What is a Lottery?

What is a Lottery?

Generally speaking, a lottery is a gambling game in which participants bet on numbers or sets of numbers that are drawn. The winner of the game wins a prize.

The word lottery is derived from the Latin term lotto, meaning “lot.” It can be used to describe any activity that depends on chance or fate. It is most commonly applied to gambling, but it can also apply to sports.

History and Definitions

Lotteries have been around since ancient times, but they were first mentioned in the United States in 1612. In the early years of colonial America, lotteries were used to fund towns, wars, colleges, and other public-works projects. They are still popular today, with people purchasing tickets to win cash prizes.

In the United States, most states and the District of Columbia have their own state-run lotteries. The money that is raised by these lotteries is used to finance state programs, and a portion of the profits is given to charity.

The United States is home to the world’s largest Result SGP , including the Powerball and Mega Millions games. Throughout the country, retailers sell tickets and distribute prizes. They are regulated by the state and usually must be licensed and staffed with people who are trained to use the lottery terminals.

Laws and Regulations

Most lottery operations are regulated by state governments that have granted themselves a monopoly on the operation of the game. These monopolies are usually subject to a special board or commission that administers the lottery. They select and license retailers, train their employees to use lottery terminals, sell tickets and redeem winnings, assist them in promoting the games, and ensure that they comply with the laws of the state.

Many states have their own laws governing the lottery, including what types of retailers may sell the tickets and how much they must charge. These regulations are designed to protect the public and ensure that the lottery is run in a fair and ethical manner.

There are many different kinds of lottery games, and they differ in how they work. Some have fixed prize structures, such as the five-digit game (Pick 5). Others offer players the option of choosing a random number set. A player can win a major prize by selecting all six of the randomly selected numbers, and smaller prizes for matching three or four of them.

Some lottery games require a minimum number of tickets to participate in the drawing, and if the game fails to reach that number, it will not be drawn. This is a risky strategy, as it can lead to fewer tickets being sold than expected.

Other lottery games are instant-win scratch-off games and daily games in which the same number is drawn each day, regardless of how many tickets have been sold.
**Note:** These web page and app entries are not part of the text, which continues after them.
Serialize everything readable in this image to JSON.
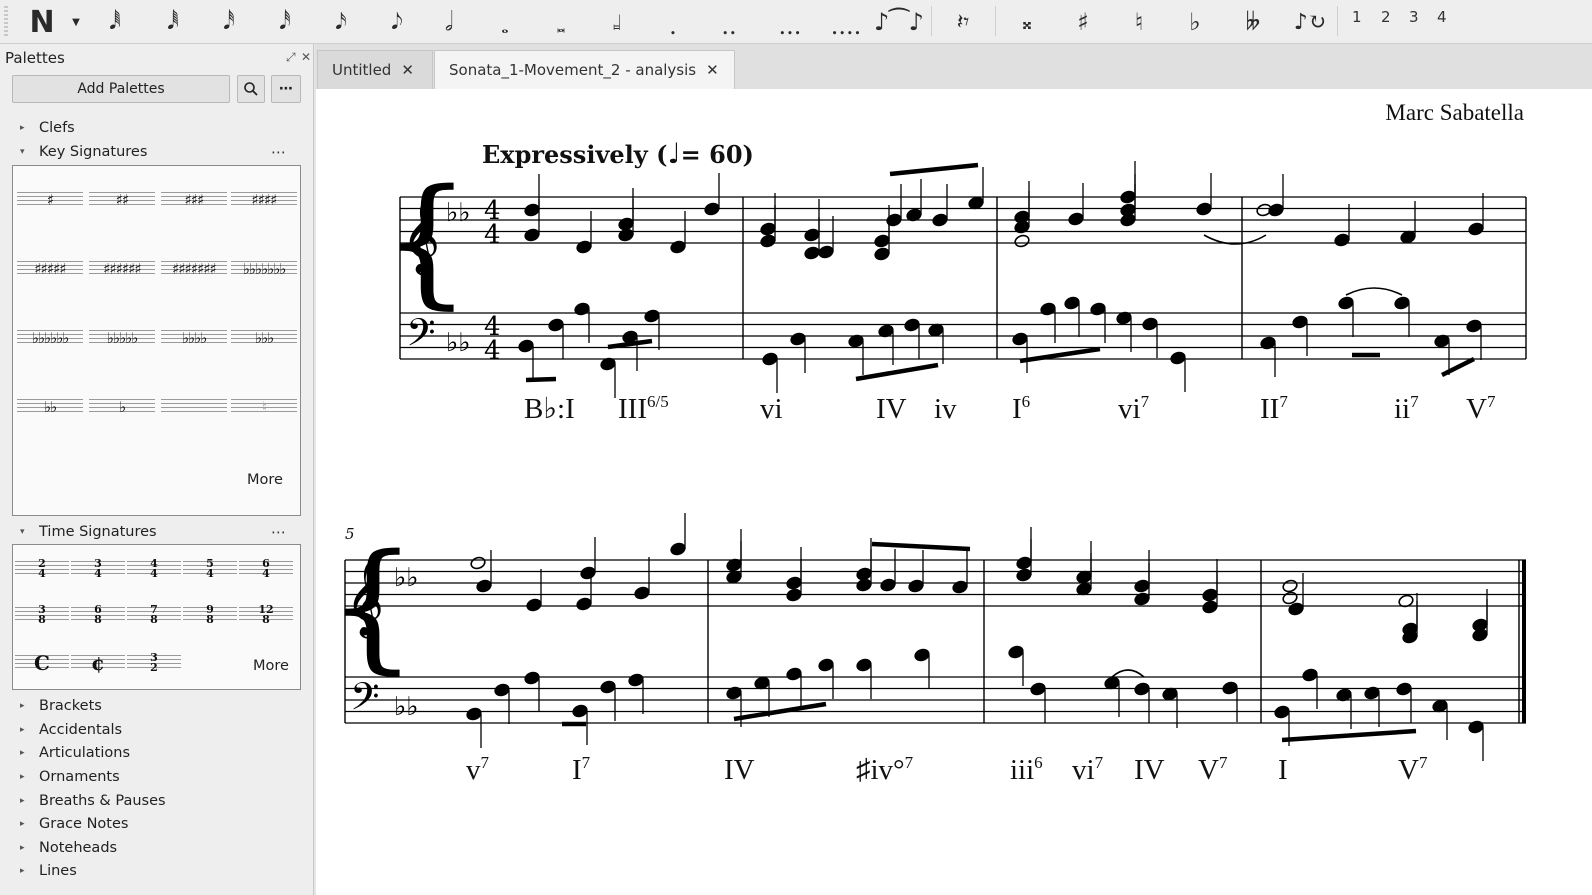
{
  "toolbar": {
    "note_input_label": "N",
    "durations": [
      "1024th",
      "512th",
      "256th",
      "128th",
      "64th",
      "32nd",
      "16th",
      "8th",
      "quarter",
      "half",
      "whole",
      "breve",
      "longa",
      "augmentation-dot",
      "double-dot",
      "triple-dot",
      "quadruple-dot"
    ],
    "voices": [
      "1",
      "2",
      "3",
      "4"
    ]
  },
  "palettes": {
    "title": "Palettes",
    "add_button": "Add Palettes",
    "sections": {
      "clefs": "Clefs",
      "key_signatures": "Key Signatures",
      "time_signatures": "Time Signatures",
      "brackets": "Brackets",
      "accidentals": "Accidentals",
      "articulations": "Articulations",
      "ornaments": "Ornaments",
      "breaths": "Breaths & Pauses",
      "grace_notes": "Grace Notes",
      "noteheads": "Noteheads",
      "lines": "Lines"
    },
    "key_sigs": [
      "♯",
      "♯♯",
      "♯♯♯",
      "♯♯♯♯",
      "♯♯♯♯♯",
      "♯♯♯♯♯♯",
      "♯♯♯♯♯♯♯",
      "♭♭♭♭♭♭♭",
      "♭♭♭♭♭♭",
      "♭♭♭♭♭",
      "♭♭♭♭",
      "♭♭♭",
      "♭♭",
      "♭",
      "",
      "♮"
    ],
    "time_sigs": [
      {
        "top": "2",
        "bottom": "4"
      },
      {
        "top": "3",
        "bottom": "4"
      },
      {
        "top": "4",
        "bottom": "4"
      },
      {
        "top": "5",
        "bottom": "4"
      },
      {
        "top": "6",
        "bottom": "4"
      },
      {
        "top": "3",
        "bottom": "8"
      },
      {
        "top": "6",
        "bottom": "8"
      },
      {
        "top": "7",
        "bottom": "8"
      },
      {
        "top": "9",
        "bottom": "8"
      },
      {
        "top": "12",
        "bottom": "8"
      },
      {
        "top": "C",
        "bottom": ""
      },
      {
        "top": "¢",
        "bottom": ""
      },
      {
        "top": "3",
        "bottom": "2"
      }
    ],
    "more_label": "More"
  },
  "tabs": [
    {
      "label": "Untitled"
    },
    {
      "label": "Sonata_1-Movement_2 - analysis"
    }
  ],
  "score": {
    "composer": "Marc Sabatella",
    "tempo_text": "Expressively (",
    "tempo_value": "= 60)",
    "measure_number": "5",
    "analysis_row1": [
      {
        "base": "B♭:I",
        "sup": ""
      },
      {
        "base": "III",
        "sup": "6/5"
      },
      {
        "base": "vi",
        "sup": ""
      },
      {
        "base": "IV",
        "sup": ""
      },
      {
        "base": "iv",
        "sup": ""
      },
      {
        "base": "I",
        "sup": "6"
      },
      {
        "base": "vi",
        "sup": "7"
      },
      {
        "base": "II",
        "sup": "7"
      },
      {
        "base": "ii",
        "sup": "7"
      },
      {
        "base": "V",
        "sup": "7"
      }
    ],
    "analysis_row2": [
      {
        "base": "v",
        "sup": "7"
      },
      {
        "base": "I",
        "sup": "7"
      },
      {
        "base": "IV",
        "sup": ""
      },
      {
        "base": "♯iv°",
        "sup": "7"
      },
      {
        "base": "iii",
        "sup": "6"
      },
      {
        "base": "vi",
        "sup": "7"
      },
      {
        "base": "IV",
        "sup": ""
      },
      {
        "base": "V",
        "sup": "7"
      },
      {
        "base": "I",
        "sup": ""
      },
      {
        "base": "V",
        "sup": "7"
      }
    ]
  }
}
These are usually more profitable for the lottery, as they do not have to pay out a large percentage of the total ticket sales.

While some lottery games are designed to be fun and entertaining, the odds of winning the jackpot are extremely small. The chances of winning a large sum of money are about one in 10 million, or 1 in 100.